> [What is required] Below are records; state how many of their lines hold the word "clipboard", and give only the figure.

*** Data provided ***

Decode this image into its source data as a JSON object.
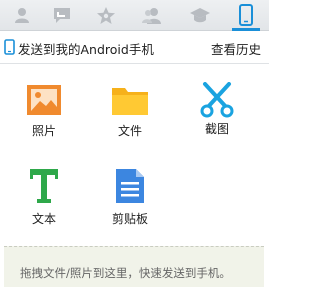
{
  "tabs": [
    {
      "icon": "user-icon",
      "active": false
    },
    {
      "icon": "chat-icon",
      "active": false
    },
    {
      "icon": "star-icon",
      "active": false
    },
    {
      "icon": "contacts-icon",
      "active": false
    },
    {
      "icon": "graduation-cap-icon",
      "active": false
    },
    {
      "icon": "phone-icon",
      "active": true
    }
  ],
  "header": {
    "title": "发送到我的Android手机",
    "history_label": "查看历史"
  },
  "items": [
    {
      "label": "照片",
      "icon": "photo-icon"
    },
    {
      "label": "文件",
      "icon": "folder-icon"
    },
    {
      "label": "截图",
      "icon": "scissors-icon"
    },
    {
      "label": "文本",
      "icon": "text-icon"
    },
    {
      "label": "剪贴板",
      "icon": "clipboard-icon"
    }
  ],
  "dropzone": {
    "text": "拖拽文件/照片到这里，快速发送到手机。"
  },
  "colors": {
    "accent": "#1a8fd8",
    "photo": "#f08a2e",
    "folder": "#f6b11b",
    "scissors": "#1aa3e0",
    "text_icon": "#2ea84a",
    "clipboard": "#3c86e0"
  }
}
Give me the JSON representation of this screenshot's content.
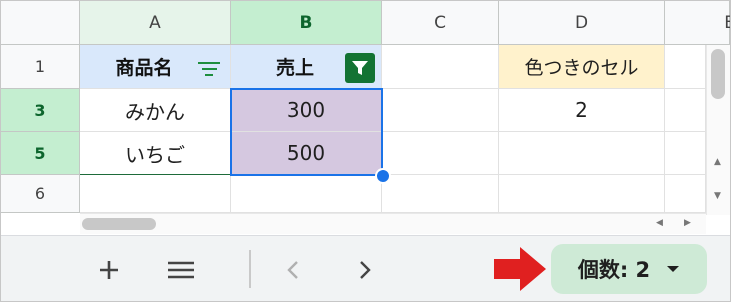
{
  "columns": [
    "A",
    "B",
    "C",
    "D",
    "E"
  ],
  "rows": [
    "1",
    "3",
    "5",
    "6"
  ],
  "table": {
    "header_a": "商品名",
    "header_b": "売上",
    "a3": "みかん",
    "b3": "300",
    "a5": "いちご",
    "b5": "500"
  },
  "d1": "色つきのセル",
  "d3": "2",
  "status": {
    "count_label": "個数: 2"
  },
  "colors": {
    "selection": "#1a73e8",
    "purple_fill": "#d5c8e0",
    "orange_fill": "#fff2cc",
    "filter_green": "#137333",
    "arrow_red": "#e02020"
  },
  "icons": [
    "filter-lines-icon",
    "filter-icon",
    "add-sheet-icon",
    "all-sheets-icon",
    "prev-sheet-icon",
    "next-sheet-icon",
    "dropdown-icon",
    "arrow-icon"
  ]
}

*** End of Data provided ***

> [The completed task] 2